* **Prompt**
Within the data below, find the string "accent" and return each line where it occurs.
##### Data listing #####
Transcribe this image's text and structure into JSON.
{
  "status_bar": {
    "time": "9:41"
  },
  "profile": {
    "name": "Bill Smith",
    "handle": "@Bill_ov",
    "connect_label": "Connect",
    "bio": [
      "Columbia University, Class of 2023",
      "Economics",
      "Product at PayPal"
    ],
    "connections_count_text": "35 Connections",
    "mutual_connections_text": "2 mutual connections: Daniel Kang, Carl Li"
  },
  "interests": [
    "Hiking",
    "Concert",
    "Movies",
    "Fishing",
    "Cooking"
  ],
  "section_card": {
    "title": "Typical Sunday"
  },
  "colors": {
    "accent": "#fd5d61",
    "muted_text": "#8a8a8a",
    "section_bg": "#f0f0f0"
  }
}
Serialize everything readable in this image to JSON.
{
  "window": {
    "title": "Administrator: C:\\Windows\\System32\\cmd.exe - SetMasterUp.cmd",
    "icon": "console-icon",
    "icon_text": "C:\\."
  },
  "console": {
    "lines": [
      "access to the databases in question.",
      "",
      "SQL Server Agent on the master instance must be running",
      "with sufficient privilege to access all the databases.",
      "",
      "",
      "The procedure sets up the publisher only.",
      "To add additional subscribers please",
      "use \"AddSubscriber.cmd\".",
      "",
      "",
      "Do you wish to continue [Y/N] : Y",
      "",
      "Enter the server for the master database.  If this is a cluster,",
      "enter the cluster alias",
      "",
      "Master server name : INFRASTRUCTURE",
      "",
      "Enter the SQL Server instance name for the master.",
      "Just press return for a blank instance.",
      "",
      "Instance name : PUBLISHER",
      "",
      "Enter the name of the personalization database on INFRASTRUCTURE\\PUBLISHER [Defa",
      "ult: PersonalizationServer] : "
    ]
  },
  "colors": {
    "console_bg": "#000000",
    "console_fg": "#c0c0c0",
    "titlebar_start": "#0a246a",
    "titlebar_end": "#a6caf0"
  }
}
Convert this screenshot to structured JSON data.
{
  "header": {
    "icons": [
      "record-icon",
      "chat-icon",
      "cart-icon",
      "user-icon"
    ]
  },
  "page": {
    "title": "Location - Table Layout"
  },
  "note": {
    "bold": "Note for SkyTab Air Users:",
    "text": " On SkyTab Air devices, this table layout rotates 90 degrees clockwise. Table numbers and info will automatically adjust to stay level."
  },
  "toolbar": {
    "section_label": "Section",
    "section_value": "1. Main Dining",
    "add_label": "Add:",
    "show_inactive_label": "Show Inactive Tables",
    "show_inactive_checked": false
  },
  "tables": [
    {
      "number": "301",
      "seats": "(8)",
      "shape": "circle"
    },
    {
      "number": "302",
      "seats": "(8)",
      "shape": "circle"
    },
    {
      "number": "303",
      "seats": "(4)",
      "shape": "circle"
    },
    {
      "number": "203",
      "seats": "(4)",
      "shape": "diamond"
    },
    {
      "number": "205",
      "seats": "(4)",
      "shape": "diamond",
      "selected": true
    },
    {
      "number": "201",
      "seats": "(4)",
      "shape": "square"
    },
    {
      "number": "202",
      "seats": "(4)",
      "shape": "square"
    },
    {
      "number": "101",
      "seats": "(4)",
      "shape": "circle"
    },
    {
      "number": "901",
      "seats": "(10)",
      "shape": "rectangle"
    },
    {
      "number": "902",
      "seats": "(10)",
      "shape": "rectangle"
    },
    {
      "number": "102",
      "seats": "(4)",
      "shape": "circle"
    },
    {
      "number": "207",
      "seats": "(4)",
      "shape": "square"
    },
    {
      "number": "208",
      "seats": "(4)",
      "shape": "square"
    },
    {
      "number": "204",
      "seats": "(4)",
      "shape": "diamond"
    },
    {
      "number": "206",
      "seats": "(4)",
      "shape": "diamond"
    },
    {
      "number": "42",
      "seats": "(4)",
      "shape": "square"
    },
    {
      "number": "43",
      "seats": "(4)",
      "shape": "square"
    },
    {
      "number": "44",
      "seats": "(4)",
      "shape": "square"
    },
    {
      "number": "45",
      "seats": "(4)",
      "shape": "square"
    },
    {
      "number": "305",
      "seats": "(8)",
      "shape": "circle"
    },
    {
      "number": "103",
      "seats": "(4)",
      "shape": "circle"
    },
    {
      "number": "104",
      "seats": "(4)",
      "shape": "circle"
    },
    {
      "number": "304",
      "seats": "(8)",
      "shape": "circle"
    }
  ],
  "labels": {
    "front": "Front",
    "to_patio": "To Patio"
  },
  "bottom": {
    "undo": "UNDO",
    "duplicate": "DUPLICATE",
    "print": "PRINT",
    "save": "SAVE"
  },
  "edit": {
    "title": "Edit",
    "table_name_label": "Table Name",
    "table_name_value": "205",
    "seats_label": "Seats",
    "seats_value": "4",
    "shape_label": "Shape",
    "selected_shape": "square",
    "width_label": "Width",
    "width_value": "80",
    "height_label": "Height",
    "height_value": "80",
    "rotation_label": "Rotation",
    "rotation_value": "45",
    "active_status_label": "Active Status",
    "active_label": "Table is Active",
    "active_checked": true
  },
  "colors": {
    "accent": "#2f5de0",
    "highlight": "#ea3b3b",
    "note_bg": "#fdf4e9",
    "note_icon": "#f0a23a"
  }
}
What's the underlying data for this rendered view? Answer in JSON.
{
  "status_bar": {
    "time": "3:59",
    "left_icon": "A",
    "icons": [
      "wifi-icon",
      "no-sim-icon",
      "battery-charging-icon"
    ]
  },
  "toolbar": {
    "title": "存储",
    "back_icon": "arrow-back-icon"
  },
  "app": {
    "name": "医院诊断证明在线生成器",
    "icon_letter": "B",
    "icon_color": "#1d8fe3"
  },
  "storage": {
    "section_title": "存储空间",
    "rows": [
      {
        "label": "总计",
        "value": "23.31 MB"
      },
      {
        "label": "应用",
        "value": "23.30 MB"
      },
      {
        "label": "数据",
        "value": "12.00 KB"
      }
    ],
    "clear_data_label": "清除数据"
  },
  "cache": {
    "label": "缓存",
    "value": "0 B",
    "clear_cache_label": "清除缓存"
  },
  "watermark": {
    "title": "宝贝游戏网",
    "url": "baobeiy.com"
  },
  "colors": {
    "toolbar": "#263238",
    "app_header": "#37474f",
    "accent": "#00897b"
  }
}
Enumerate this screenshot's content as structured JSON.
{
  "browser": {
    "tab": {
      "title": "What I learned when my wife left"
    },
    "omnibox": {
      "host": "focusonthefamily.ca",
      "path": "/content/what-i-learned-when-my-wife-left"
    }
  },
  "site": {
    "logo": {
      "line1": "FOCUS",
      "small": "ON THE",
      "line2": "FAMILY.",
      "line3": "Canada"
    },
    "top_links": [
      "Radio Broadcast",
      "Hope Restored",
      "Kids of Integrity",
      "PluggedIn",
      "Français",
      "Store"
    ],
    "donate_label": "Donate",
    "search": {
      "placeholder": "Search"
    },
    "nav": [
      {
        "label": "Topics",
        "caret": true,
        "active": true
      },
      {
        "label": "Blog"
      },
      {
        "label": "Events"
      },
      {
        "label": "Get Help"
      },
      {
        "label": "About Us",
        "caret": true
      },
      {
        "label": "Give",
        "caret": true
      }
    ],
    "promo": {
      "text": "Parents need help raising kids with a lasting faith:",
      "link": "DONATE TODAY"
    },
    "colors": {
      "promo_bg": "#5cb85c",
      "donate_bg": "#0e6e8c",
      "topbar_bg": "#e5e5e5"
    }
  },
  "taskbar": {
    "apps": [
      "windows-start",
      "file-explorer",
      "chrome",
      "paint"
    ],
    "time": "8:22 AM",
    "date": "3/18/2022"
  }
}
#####
* **Task response**
    "accent": "#fd5d61",
    "accent": "#2f5de0",
    "accent": "#00897b"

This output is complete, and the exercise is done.